Your objective: Filter the entries for the word "Konto". Copy each line that has it.
»»
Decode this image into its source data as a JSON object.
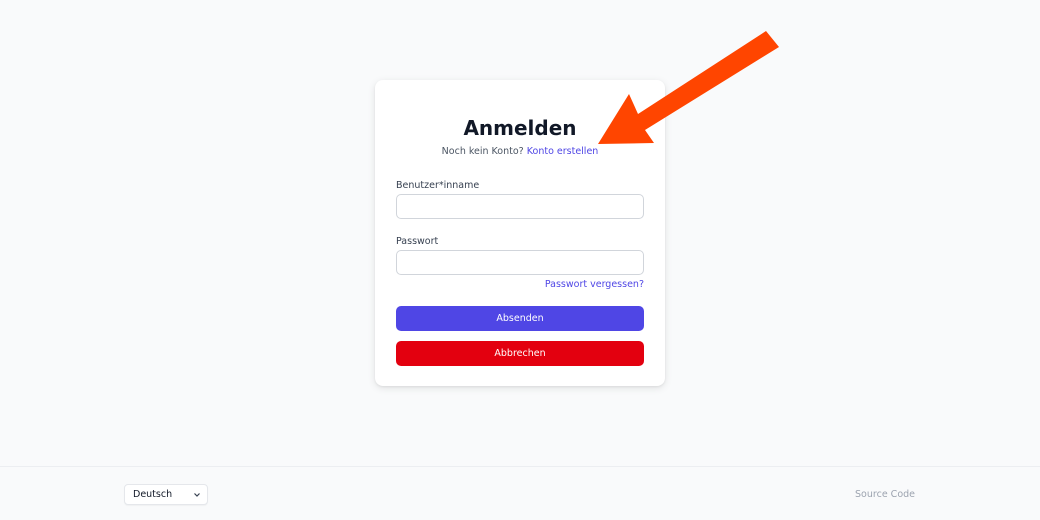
{
  "login": {
    "title": "Anmelden",
    "no_account_text": "Noch kein Konto?",
    "create_account_link": "Konto erstellen",
    "username_label": "Benutzer*inname",
    "username_value": "",
    "password_label": "Passwort",
    "password_value": "",
    "forgot_password_link": "Passwort vergessen?",
    "submit_label": "Absenden",
    "cancel_label": "Abbrechen"
  },
  "annotation": {
    "icon": "arrow-annotation-icon",
    "color": "#ff4500"
  },
  "footer": {
    "language_selected": "Deutsch",
    "source_code_link": "Source Code"
  },
  "colors": {
    "primary": "#4f46e5",
    "danger": "#e3000f",
    "background": "#f9fafb"
  }
}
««
Response below:
    "no_account_text": "Noch kein Konto?",
    "create_account_link": "Konto erstellen",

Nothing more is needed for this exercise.